▶ **ASSIGNED TASK**: If a record holds a picture, leave the picture out and restate everything else word for word.

▶ **DATASET EXCERPTS**:
***

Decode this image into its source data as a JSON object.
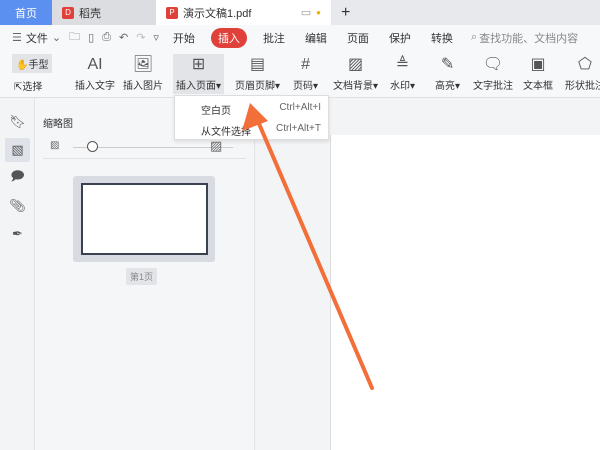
{
  "tabs": [
    {
      "label": "首页"
    },
    {
      "label": "稻壳"
    },
    {
      "label": "演示文稿1.pdf"
    }
  ],
  "menubar": {
    "file": "文件",
    "items": [
      "开始",
      "插入",
      "批注",
      "编辑",
      "页面",
      "保护",
      "转换"
    ],
    "active": "插入",
    "search_placeholder": "查找功能、文档内容"
  },
  "ribbon": {
    "hand": "手型",
    "select": "选择",
    "items": [
      "插入文字",
      "插入图片",
      "插入页面",
      "页眉页脚",
      "页码",
      "文档背景",
      "水印",
      "高亮",
      "文字批注",
      "文本框",
      "形状批注"
    ]
  },
  "dropdown": {
    "items": [
      {
        "label": "空白页",
        "shortcut": "Ctrl+Alt+I"
      },
      {
        "label": "从文件选择",
        "shortcut": "Ctrl+Alt+T"
      }
    ]
  },
  "panel": {
    "title": "缩略图",
    "page_label": "第1页"
  },
  "colors": {
    "accent": "#e0403a",
    "home_tab": "#5b8ff0",
    "arrow": "#f36f3a"
  }
}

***

▶ **REPLY**:
Decode this image into its source data as a JSON object.
{
  "tabs": [
    {
      "label": "首页"
    },
    {
      "label": "稻壳"
    },
    {
      "label": "演示文稿1.pdf"
    }
  ],
  "menubar": {
    "file": "文件",
    "items": [
      "开始",
      "插入",
      "批注",
      "编辑",
      "页面",
      "保护",
      "转换"
    ],
    "active": "插入",
    "search_placeholder": "查找功能、文档内容"
  },
  "ribbon": {
    "hand": "手型",
    "select": "选择",
    "items": [
      "插入文字",
      "插入图片",
      "插入页面",
      "页眉页脚",
      "页码",
      "文档背景",
      "水印",
      "高亮",
      "文字批注",
      "文本框",
      "形状批注"
    ]
  },
  "dropdown": {
    "items": [
      {
        "label": "空白页",
        "shortcut": "Ctrl+Alt+I"
      },
      {
        "label": "从文件选择",
        "shortcut": "Ctrl+Alt+T"
      }
    ]
  },
  "panel": {
    "title": "缩略图",
    "page_label": "第1页"
  },
  "colors": {
    "accent": "#e0403a",
    "home_tab": "#5b8ff0",
    "arrow": "#f36f3a"
  }
}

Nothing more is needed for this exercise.